◆ EXERCISE BRIEF: For the word "screenshot", find each line in the entries where it occurs and copy that line.

◆ RECORD SET:
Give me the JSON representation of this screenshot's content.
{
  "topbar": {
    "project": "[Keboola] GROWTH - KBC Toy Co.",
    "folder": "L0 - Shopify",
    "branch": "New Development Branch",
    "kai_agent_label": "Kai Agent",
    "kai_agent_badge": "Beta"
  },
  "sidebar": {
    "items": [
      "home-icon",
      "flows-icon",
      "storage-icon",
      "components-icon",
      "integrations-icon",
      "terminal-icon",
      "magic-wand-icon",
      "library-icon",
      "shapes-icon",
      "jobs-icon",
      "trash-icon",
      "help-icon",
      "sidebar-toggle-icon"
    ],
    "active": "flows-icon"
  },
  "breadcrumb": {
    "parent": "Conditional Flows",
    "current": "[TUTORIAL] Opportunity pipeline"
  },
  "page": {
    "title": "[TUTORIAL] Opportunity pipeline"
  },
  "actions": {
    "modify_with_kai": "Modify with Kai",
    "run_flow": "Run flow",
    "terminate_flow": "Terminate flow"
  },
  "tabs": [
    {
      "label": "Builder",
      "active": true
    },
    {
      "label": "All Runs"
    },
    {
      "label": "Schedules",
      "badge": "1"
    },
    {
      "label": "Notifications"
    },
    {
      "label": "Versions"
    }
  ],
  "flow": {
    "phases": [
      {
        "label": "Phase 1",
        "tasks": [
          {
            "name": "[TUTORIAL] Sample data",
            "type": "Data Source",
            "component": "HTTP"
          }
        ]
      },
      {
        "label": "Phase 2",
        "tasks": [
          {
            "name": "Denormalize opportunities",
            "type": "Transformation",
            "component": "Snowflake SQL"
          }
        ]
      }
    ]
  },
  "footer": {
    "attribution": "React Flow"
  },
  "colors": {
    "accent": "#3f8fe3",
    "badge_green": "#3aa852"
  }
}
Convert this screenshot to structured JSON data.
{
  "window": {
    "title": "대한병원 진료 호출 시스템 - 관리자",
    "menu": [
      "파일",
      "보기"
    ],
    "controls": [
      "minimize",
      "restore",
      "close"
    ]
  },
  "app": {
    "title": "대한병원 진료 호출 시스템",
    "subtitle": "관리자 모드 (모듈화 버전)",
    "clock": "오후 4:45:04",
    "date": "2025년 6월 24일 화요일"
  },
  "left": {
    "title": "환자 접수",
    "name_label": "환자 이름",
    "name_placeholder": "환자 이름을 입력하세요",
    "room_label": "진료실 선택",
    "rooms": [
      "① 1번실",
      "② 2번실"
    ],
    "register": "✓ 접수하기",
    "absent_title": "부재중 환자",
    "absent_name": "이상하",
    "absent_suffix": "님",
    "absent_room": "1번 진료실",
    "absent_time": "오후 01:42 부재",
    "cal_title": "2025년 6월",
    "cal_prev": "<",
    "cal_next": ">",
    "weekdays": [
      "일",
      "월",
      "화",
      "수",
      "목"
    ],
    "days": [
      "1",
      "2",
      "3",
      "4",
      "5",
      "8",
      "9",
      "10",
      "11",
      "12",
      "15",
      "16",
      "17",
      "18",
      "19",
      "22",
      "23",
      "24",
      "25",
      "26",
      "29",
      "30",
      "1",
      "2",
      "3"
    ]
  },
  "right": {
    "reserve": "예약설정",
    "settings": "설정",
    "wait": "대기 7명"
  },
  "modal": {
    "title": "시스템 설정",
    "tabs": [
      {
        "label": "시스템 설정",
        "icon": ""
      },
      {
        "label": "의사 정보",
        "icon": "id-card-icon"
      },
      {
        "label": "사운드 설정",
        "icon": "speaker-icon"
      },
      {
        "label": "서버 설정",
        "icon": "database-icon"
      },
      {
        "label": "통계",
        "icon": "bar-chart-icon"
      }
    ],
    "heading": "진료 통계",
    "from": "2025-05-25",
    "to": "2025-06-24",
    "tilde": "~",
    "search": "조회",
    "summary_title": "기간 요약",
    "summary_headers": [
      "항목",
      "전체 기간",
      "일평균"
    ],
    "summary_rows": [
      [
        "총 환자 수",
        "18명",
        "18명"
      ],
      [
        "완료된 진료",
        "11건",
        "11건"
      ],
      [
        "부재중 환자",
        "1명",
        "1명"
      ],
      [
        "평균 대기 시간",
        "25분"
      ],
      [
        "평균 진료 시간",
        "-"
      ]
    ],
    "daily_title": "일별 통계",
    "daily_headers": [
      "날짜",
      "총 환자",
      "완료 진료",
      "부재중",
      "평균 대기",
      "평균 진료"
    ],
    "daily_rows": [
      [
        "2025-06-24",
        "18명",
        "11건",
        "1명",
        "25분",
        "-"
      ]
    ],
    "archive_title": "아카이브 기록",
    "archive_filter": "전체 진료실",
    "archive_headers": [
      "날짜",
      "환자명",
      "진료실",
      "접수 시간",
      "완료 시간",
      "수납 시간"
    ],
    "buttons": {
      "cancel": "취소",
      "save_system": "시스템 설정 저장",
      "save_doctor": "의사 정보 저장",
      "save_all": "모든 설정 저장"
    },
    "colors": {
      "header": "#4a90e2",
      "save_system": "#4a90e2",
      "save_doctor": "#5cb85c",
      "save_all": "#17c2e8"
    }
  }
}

◆ EXPECTED ANSWER:
Give me the JSON representation of this screenshot's content.
Convert this screenshot to structured JSON data.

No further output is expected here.